There is a new American proposal on the table, and it's called proximity talks. While this isn't new for diplomacy, it is new for the Middle East conflict, where Israeli and Palestinian officials have long considered face-to-face dialogue to be a key ingredient in the recipe for making peace.
The idea of proximity talks, which has been used in conflict resolution work from Cyprus to Northern Ireland, is that when the waring parties are so far apart, it sometimes works best to have them nearby but not in the same room, and to have an intermediary shuttling between them until he or she forges an agreement.
That is the role that veteran US peace negotiator George Mitchell is now poised to take on, in an offer which the sides have been mulling over since his last visit here – the 13th since he was assigned the difficult job of brokering Middle East peace on behalf of the Obama administration. The Israeli government has accepted the formula, while the Palestinian Authority (PA) says it still seeking clarifications on various details from the US before it gives its reply.
"The Palestinian side has not set any conditions in particular," PA President Mahmoud Abbas told reporters in Japan on Tuesday. Speaking at a seminar, he said his government was open to the US proposal but was waiting to hear more details from Washington, Reuters reported.
Many pundits here have been quick to wonder if this isn't a step backward. Israeli and Palestinian leaders met secretly in a villa outside of the Norwegian capital in order to reach the breakthrough Oslo Accords in 1993, or more specifically, a Declaration of Principles. Israel in particular has frowned on remote talks and on the over-involvement of outside parties, saying that the conflict must essentially be solved in bilateral talks. Palestinians, on the other hand, have wanted more intense US or European involvement for some time. And with the parties seemingly not moving anywhere fast on their own, it has become apparent to most that without an outside push – and a consistent one - progress is unlikely.
Why proximity talks now?
Uri Savir, the former director-general of Israel's foreign ministry and one of the early architects of the Oslo peace process, says that the US offer for proximity talks may be the best, most realistic option on the table given current circumstances.
"I am cautiously optimistic that something can be accomplished in proximity talks," says Ambassador Savir, now of the Peres Center for Peace and author of The Process: 1100 Days that Changed the Middle East.
"It's the best possible outlet given the enormous mistrust between the two sides. Since the early days of the process, I was for bilateral, direct negotiations, but I don't believe that would lead anywhere right now," Savir says. "The Palestinians would like to see the Americans playing a role, not as a kind of postman running from one room to another, but to play mediator. I think the Americans should go for proximity talks, but with the intention of trying to bridge between the two sides and their demands."
Even though the Israelis and Palestinians made their 1993 breakthrough with the help of resources far from Washington – from a Norwegian mediator to a couple of Israeli and Palestinian academics – the Clinton administration later came to play a key role. But much of that was based on the personal charisma and power of actors no longer on the scene. "It was based in the past on trust and on chemistry, and all of these elements don't exist today," Savir notes.

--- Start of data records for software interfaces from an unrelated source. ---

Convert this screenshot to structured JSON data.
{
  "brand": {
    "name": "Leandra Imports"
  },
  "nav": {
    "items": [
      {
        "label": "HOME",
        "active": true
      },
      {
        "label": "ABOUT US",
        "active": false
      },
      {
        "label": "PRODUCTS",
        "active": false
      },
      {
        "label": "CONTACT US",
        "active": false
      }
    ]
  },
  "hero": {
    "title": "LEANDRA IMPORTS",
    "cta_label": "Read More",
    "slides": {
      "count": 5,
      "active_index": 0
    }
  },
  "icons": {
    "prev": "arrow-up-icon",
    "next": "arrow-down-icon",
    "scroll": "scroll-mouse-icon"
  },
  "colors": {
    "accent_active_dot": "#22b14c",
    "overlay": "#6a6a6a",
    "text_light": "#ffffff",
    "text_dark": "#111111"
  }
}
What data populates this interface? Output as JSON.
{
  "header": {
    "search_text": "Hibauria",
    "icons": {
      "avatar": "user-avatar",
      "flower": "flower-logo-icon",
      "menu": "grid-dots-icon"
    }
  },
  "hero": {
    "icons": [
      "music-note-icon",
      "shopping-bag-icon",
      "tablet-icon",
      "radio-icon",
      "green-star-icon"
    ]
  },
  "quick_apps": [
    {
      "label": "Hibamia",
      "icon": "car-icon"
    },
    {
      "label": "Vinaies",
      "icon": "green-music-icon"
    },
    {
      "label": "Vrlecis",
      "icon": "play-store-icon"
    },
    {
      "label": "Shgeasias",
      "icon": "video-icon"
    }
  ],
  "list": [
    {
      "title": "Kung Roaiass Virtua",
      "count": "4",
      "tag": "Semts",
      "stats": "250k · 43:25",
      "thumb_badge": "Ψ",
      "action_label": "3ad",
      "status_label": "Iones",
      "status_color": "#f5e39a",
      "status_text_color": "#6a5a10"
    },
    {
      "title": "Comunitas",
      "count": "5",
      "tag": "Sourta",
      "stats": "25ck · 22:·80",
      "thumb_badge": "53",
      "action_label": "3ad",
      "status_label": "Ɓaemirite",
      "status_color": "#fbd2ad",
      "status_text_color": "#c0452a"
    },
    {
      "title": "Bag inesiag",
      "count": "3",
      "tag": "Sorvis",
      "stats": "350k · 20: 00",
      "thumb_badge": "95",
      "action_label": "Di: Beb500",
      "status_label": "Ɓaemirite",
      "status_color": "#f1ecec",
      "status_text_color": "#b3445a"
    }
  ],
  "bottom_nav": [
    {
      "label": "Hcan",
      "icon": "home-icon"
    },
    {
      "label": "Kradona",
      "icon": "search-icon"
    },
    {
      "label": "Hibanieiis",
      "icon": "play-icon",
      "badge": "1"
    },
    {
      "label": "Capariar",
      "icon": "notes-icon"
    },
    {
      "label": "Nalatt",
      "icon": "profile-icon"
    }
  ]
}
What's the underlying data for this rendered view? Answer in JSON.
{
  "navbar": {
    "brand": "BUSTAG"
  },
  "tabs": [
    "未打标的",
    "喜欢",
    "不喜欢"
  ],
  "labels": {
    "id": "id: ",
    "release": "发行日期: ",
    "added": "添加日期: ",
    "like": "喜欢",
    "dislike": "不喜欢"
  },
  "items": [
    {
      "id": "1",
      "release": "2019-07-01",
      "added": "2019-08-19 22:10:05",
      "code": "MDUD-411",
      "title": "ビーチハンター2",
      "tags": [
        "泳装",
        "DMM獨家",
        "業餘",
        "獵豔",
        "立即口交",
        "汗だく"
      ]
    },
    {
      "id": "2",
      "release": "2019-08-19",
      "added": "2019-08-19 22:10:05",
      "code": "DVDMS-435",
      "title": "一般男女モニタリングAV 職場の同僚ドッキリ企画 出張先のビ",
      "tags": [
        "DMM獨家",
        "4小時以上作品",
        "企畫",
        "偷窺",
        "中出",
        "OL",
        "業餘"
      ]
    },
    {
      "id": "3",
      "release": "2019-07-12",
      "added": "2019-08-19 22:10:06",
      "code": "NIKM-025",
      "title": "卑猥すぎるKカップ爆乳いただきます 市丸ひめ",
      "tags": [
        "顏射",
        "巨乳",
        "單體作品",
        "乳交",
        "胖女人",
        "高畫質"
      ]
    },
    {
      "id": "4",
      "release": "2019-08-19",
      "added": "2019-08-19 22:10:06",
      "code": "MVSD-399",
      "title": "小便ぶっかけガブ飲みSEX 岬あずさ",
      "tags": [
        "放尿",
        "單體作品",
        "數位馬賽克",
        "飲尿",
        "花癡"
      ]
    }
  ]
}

The Palestinian perspective
Saeb Erekat, the chief Palestinian negotiator, says that there are clear reasons why the two sides have not been able to agree to bilateral talks, and foremost among these is Israel's refusal to agree to a complete halt in settlement construction. Israeli Prime Minister decreed a 10-month freeze in all new settlement construction in November. But Palestinian officials say the freeze is unacceptable because it doesn’t include East Jerusalem. Israel annexed East Jerusalem – which was in Jordanian territory until 1967 - and considers it part of the sovereign Israeli capital, a stance not recognized by the international community.
"We understand this as exploratory talks, not bilateral negotiations. If they want to resume negotiations, they know they have to agree to a full settlement freeze," says Dr. Erekat. "Before we agree to proximity talks, we need more. We need a timeline, terms of reference and an outline of objectives from the US." He declined to elaborate on any of these terms.
Although it feels like watching proverbial grass grow, observers do expect some movement in the coming weeks. In particular, says Palestinian journalist Khalil Shaheen of the al-Ayyam newspaper, there appears to be an increased motivation on the part of Abbas to take action.
"Abbas needs to claim that he's doing something until he reaches the next Palestinian elections," says Shaheen. Though elections haven't been declared yet, this seems to be a goalpost for all Palestinian decision-making. But that goal-post can't be marked until there is a Fatah-Hamas reconciliation deal.
"The Israeli government, too, needs such a process, even if we don't believe it will lead anywhere, because this rightist government can't meet Palestinian needs," adds Shaheen. "I don't think Abbas is optimistic about these proximity talks, but he believes that any vacuum he leaves will allow violence to come in, and he prefers to keep the situation as it is. Even if there is no peace settlement, at least the Palestinians will not suffer more losses through another intifada. This is the assumption of President Abbas: the negotiations are something you engage in to gain fruits outside of the negotiating room."